• **What the task asks**:
What is the number of lines below that contain the word "name"? Give only that number.

• **Records shown**:
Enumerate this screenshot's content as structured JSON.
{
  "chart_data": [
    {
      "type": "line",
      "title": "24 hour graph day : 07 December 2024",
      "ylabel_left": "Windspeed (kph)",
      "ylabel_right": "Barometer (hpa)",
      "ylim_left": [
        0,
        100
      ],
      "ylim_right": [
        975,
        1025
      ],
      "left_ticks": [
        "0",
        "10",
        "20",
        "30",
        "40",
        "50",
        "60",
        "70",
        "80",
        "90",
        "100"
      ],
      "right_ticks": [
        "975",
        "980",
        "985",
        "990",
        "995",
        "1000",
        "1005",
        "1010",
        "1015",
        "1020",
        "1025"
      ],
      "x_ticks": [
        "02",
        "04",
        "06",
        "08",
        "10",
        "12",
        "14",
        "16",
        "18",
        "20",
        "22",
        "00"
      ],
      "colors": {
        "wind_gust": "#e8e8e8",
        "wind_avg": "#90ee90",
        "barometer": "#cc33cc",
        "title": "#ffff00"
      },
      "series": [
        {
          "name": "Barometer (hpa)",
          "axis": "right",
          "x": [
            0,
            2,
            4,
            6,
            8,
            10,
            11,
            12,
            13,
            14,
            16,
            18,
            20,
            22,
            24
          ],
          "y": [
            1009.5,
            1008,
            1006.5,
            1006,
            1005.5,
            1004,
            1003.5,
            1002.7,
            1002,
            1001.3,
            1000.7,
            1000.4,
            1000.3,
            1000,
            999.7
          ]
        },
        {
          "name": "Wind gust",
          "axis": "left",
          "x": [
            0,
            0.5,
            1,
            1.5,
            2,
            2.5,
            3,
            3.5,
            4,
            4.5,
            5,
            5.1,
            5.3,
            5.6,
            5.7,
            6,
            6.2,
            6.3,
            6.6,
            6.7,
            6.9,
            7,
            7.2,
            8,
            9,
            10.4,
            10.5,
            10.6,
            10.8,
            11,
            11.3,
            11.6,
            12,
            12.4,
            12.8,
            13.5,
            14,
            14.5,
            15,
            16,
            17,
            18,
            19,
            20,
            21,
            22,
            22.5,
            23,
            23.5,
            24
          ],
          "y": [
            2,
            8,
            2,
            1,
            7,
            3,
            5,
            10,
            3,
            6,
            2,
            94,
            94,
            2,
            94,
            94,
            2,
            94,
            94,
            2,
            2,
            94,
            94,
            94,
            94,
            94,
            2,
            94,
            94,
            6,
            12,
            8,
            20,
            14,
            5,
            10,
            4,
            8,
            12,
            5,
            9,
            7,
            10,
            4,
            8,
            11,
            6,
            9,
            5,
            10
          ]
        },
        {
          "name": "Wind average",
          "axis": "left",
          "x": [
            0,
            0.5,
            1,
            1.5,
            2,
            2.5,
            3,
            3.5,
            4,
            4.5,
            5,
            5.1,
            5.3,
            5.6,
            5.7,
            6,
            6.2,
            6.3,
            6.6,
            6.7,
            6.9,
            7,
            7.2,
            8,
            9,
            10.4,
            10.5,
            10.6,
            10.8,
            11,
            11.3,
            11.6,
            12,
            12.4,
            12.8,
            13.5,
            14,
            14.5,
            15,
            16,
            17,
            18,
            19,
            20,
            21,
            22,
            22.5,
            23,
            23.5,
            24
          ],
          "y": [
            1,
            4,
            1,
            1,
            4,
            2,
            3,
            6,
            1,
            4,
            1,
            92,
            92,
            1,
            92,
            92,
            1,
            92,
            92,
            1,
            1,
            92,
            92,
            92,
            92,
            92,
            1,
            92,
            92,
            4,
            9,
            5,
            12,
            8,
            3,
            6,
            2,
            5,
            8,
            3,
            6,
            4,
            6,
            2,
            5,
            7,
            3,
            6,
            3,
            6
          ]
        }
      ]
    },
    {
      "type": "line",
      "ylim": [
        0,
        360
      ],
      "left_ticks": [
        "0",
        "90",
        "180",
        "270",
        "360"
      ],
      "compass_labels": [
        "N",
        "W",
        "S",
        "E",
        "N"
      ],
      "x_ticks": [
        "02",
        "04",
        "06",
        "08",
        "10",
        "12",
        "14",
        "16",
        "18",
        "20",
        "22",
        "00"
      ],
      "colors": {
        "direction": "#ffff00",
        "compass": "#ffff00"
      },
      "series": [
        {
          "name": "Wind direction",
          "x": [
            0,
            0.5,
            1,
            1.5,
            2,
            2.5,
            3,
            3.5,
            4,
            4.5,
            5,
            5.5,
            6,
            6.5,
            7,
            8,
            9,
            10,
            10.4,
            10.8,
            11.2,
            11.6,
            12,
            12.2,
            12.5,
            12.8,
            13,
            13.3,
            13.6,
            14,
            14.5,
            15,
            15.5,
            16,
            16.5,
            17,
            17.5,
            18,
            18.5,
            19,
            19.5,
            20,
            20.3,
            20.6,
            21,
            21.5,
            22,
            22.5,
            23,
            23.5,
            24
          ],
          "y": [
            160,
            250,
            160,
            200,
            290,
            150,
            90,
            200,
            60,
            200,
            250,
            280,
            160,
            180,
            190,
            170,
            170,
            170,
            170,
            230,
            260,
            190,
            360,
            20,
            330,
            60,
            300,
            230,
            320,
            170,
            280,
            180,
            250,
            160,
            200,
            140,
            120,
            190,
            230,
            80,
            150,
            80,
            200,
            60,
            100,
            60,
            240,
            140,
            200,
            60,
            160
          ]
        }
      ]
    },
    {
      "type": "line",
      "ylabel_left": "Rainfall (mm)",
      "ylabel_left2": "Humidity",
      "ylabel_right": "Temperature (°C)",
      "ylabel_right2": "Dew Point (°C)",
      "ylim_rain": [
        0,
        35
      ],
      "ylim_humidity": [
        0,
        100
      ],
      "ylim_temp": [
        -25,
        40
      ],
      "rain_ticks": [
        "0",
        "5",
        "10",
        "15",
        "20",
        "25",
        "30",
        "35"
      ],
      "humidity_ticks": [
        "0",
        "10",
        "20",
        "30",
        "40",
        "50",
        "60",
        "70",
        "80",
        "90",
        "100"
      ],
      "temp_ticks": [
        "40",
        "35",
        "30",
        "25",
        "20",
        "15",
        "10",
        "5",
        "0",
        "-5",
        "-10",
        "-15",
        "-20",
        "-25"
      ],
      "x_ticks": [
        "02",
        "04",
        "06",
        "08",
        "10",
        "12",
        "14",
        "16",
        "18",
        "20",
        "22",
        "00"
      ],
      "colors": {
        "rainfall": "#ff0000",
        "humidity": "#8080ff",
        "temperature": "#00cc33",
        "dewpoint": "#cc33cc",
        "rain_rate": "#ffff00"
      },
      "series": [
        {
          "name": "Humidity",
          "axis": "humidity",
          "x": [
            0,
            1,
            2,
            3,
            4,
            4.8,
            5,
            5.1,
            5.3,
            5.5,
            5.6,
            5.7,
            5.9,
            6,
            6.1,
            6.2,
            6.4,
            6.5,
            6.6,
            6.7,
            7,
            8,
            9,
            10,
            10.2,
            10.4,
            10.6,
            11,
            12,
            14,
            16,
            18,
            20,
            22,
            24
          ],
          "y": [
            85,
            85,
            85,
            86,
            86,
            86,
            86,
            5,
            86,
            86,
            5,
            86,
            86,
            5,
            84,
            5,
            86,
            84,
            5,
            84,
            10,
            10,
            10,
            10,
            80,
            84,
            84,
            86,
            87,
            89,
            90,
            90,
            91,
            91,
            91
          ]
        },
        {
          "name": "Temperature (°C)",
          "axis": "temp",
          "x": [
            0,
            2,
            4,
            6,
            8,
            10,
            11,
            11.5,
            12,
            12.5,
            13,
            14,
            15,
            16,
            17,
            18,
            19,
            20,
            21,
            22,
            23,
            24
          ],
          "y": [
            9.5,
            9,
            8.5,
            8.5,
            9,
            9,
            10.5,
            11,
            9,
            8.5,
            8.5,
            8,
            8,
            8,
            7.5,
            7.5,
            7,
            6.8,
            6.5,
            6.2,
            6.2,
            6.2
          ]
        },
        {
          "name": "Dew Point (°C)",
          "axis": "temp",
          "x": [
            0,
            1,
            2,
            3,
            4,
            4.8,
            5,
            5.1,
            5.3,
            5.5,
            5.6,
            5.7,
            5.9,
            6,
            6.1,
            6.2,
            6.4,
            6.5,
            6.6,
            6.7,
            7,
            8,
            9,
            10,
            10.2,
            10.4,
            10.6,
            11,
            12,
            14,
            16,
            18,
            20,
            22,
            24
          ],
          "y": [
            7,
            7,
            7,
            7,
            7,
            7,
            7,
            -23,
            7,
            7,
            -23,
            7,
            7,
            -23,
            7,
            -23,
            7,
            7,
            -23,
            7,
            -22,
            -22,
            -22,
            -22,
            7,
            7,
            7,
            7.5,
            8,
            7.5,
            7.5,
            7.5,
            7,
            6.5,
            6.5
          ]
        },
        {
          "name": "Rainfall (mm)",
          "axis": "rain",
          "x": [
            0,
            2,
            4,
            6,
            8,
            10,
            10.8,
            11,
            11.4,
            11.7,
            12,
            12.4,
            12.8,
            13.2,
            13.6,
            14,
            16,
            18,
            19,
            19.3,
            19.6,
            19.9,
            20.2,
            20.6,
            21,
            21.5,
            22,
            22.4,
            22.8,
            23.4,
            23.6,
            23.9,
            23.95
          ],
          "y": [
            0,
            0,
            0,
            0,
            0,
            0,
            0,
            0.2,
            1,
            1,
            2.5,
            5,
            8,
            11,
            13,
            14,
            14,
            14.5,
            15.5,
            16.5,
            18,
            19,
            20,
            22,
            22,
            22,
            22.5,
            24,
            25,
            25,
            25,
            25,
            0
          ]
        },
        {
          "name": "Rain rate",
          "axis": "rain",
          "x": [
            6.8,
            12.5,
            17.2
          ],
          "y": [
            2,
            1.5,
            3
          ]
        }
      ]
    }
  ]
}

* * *

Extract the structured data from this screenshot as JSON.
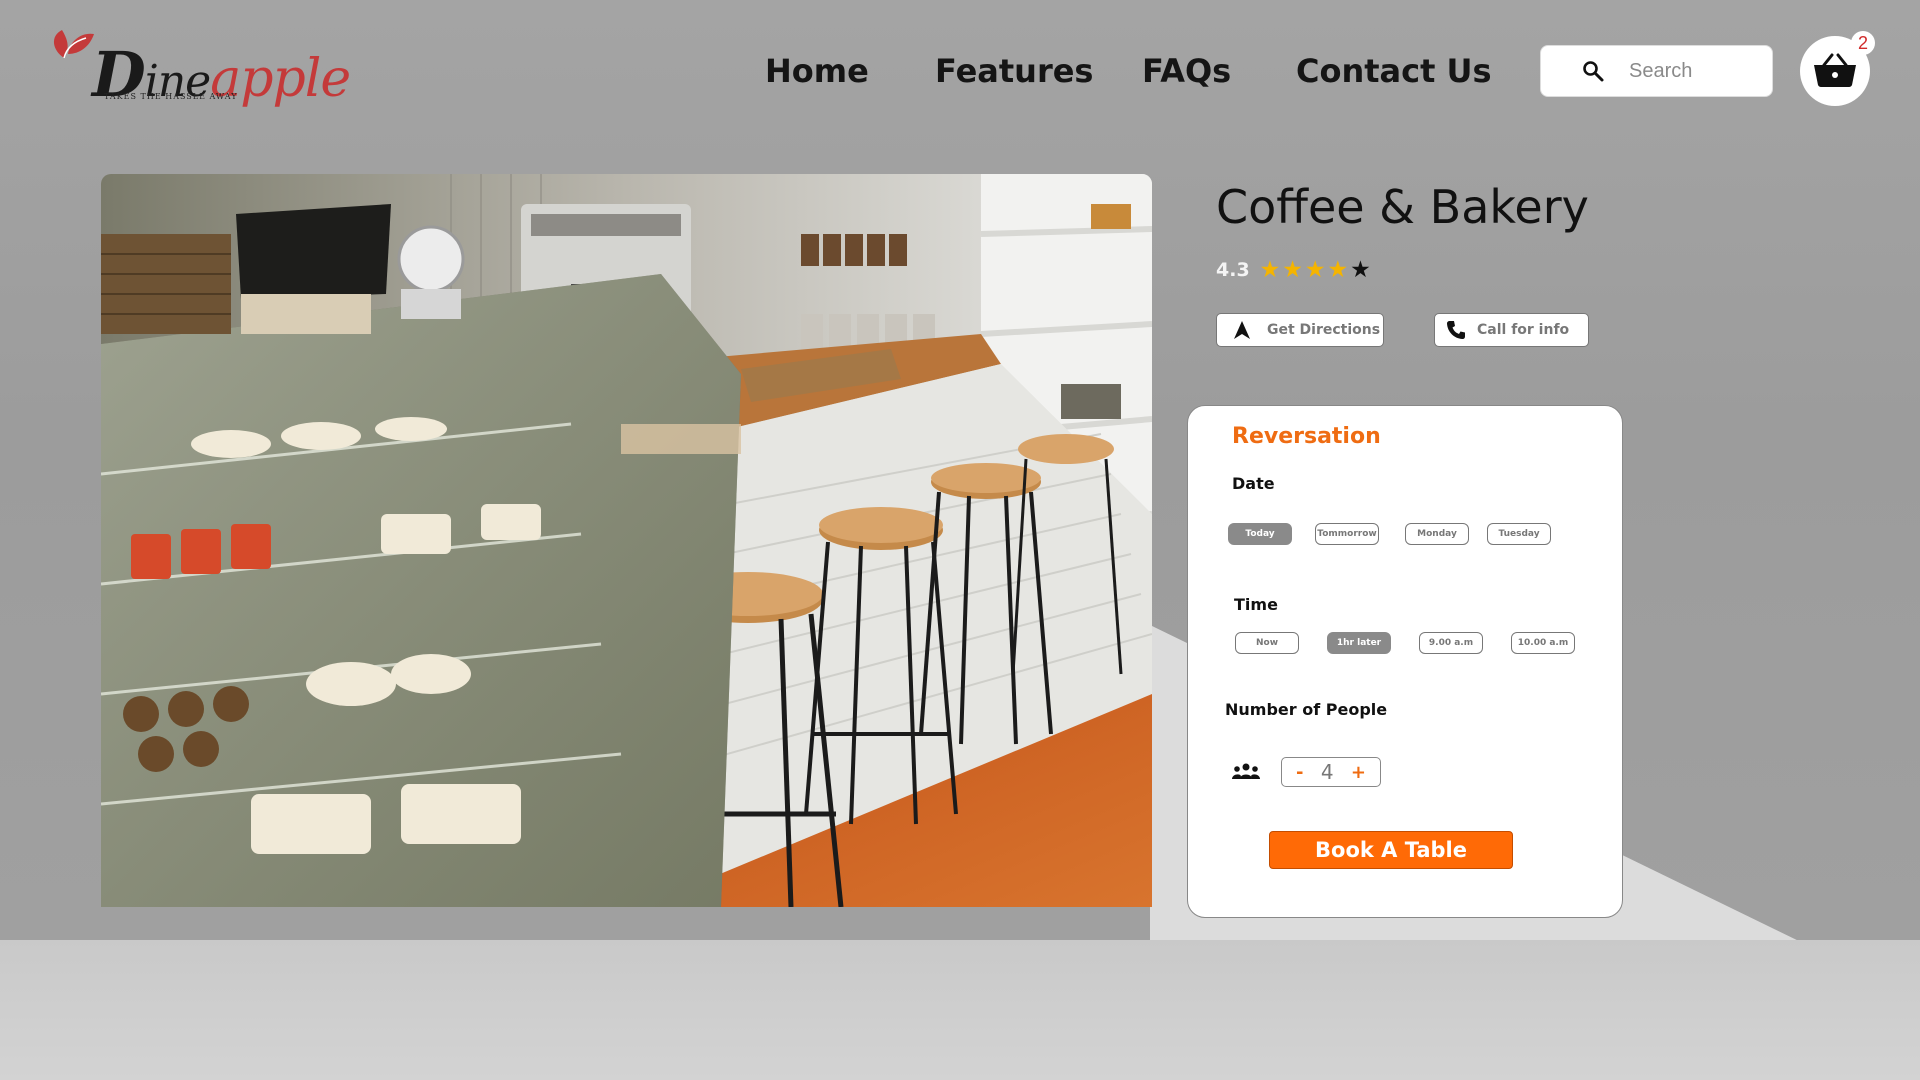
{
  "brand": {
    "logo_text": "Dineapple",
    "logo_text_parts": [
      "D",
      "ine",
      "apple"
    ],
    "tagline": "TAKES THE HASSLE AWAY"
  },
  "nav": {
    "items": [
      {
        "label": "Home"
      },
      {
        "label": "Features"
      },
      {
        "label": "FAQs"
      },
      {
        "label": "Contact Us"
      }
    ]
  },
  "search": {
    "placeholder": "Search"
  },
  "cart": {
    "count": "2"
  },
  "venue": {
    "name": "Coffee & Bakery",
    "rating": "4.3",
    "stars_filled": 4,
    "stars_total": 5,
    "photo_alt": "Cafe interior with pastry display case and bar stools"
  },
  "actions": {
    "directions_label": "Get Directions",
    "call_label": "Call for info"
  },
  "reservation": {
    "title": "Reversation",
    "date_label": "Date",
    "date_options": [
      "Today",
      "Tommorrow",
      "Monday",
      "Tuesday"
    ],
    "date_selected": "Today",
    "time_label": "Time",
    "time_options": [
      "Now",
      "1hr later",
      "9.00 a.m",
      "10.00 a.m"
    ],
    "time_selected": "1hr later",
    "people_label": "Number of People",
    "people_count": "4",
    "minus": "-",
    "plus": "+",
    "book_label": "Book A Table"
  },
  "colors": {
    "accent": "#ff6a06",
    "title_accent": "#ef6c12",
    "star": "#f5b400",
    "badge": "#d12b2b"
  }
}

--

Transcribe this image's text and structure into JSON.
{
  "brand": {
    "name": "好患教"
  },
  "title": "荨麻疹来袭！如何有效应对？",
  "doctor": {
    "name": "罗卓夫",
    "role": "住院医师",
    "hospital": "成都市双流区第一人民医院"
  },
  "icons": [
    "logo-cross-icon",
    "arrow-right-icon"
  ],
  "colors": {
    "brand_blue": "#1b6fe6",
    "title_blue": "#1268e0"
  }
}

• **Exercise response**:
12